# WHAT THIS TASK INVOLVES:
Your answer must consist of the records exactly as given, with no pictures included.

══════════

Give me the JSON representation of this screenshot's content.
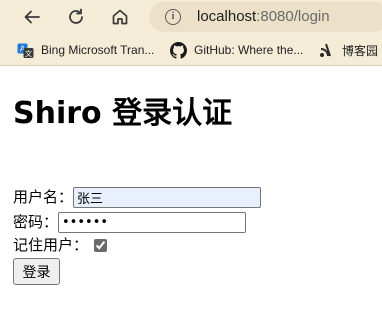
{
  "browser": {
    "url_host": "localhost",
    "url_rest": ":8080/login",
    "bookmarks": [
      {
        "label": "Bing Microsoft Tran...",
        "icon": "bing-translator-icon"
      },
      {
        "label": "GitHub: Where the...",
        "icon": "github-icon"
      },
      {
        "label": "博客园",
        "icon": "cnblogs-icon"
      }
    ]
  },
  "page": {
    "title": "Shiro 登录认证",
    "form": {
      "username_label": "用户名：",
      "username_value": "张三",
      "password_label": "密码：",
      "password_value": "123456",
      "remember_label": "记住用户：",
      "remember_checked": true,
      "submit_label": "登录"
    }
  }
}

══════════

# REPLY:
Give me the JSON representation of this screenshot's content.
{
  "browser": {
    "url_host": "localhost",
    "url_rest": ":8080/login",
    "bookmarks": [
      {
        "label": "Bing Microsoft Tran...",
        "icon": "bing-translator-icon"
      },
      {
        "label": "GitHub: Where the...",
        "icon": "github-icon"
      },
      {
        "label": "博客园",
        "icon": "cnblogs-icon"
      }
    ]
  },
  "page": {
    "title": "Shiro 登录认证",
    "form": {
      "username_label": "用户名：",
      "username_value": "张三",
      "password_label": "密码：",
      "password_value": "123456",
      "remember_label": "记住用户：",
      "remember_checked": true,
      "submit_label": "登录"
    }
  }
}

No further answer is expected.